Accent

Accent may refer to:

Read more about Accent:  Speech and Language, Music, Art, Computers, Other

Other articles related to "accent, accents":

City Of Miami - Culture - Accent
... English regional phonology In Miami, a unique accent, commonly called the "Miami accent", is widely spoken ... It is very similar to accents in the Northeast, but contains a rhythm and pronunciation heavily influenced by Spanish ...
Clinton Hostage Situation - Accent
... in the Southern United States for 17 years, which could explain the southern accent, and other defenders of Clinton pointed out that the most commonly circulated ... National Action Network, she once again temporarily adopted this accent ... split her life among three parts of the country and that her sometimes-Southern accent was a virtue ...
Accent - Other
... Aeros Accent, a paraglider Hyundai Accent, car produced by Hyundai Motor Company Accent Records, a record label ACCENT Speakers Bureau, a student-run organization at the University of Florida Brand name ...
Examples of Linguistic Discrimination - In The United States - Hispanic Americans and Linguicism
... States, a person who has a strong Mexican accent and uses only simple English words may be thought of as poor, poorly educated, and possibly an illegal immigrant by many of the people who meet them ... However, if the same person has a diluted accent or no noticeable accent at all and can use a myriad of words in complex sentences, they are likely to be perceived as more successful ...
Coatbridge Irish - Coatbridge Accent
... Des Dillon wrote about the notion of a separate Coatbridge accent influenced by the successive waves of Irish immigrants into the town ... The Coatbridge accent has been categorised as generally less usage of the Scots tongue and the tendency to stress the 'a' vowel differently, e.g ...

Famous quotes containing the word accent:

    The accent of a man’s native country remains in his mind and his heart, as it does in his speech.
    François, Duc De La Rochefoucauld (1613–1680)

    I lost my ridiculous accent without acquiring another
    John Ashbery (b. 1927)

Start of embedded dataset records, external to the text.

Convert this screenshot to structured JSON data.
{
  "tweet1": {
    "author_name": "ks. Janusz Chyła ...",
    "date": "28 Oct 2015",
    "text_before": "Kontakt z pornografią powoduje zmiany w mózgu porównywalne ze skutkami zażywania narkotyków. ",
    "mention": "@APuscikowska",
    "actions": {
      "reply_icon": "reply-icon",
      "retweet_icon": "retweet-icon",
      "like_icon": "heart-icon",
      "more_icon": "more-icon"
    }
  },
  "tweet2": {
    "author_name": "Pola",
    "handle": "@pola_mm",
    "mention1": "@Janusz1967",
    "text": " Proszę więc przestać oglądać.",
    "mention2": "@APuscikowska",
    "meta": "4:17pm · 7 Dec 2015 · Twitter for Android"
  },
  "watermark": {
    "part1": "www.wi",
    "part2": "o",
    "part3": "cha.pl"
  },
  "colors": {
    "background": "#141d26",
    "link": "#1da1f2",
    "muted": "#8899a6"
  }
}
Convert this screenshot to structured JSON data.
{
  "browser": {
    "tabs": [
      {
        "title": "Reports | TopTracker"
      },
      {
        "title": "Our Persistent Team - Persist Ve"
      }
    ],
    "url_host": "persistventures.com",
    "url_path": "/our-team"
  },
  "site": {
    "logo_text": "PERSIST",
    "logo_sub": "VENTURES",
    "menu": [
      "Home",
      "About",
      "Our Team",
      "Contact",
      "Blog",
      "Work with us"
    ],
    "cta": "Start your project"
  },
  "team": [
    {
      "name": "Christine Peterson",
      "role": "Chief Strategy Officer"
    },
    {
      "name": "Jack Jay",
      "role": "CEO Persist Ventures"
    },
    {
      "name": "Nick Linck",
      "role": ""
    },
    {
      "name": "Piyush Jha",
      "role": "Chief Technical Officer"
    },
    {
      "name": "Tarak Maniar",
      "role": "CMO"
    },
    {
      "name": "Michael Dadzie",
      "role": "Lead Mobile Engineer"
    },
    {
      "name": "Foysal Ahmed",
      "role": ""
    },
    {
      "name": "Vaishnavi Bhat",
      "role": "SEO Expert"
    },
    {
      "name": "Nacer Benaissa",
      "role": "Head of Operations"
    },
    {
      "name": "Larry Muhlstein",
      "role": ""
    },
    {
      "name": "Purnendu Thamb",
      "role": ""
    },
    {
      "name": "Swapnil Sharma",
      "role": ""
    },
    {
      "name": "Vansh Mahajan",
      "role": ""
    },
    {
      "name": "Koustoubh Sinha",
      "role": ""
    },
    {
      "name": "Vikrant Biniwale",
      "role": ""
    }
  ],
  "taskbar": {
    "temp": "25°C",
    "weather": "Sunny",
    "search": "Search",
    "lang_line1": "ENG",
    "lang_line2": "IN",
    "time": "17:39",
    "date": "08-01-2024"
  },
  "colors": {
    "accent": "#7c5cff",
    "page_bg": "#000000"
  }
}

    An accent mark, perhaps, instead of a whole western accent—a point of punctuation rather than a uniform twang. That is how it should be worn: as a quiet point of character reference, an apt phrase of sartorial allusion—macho, sotto voce.
    Phil Patton (b. 1953)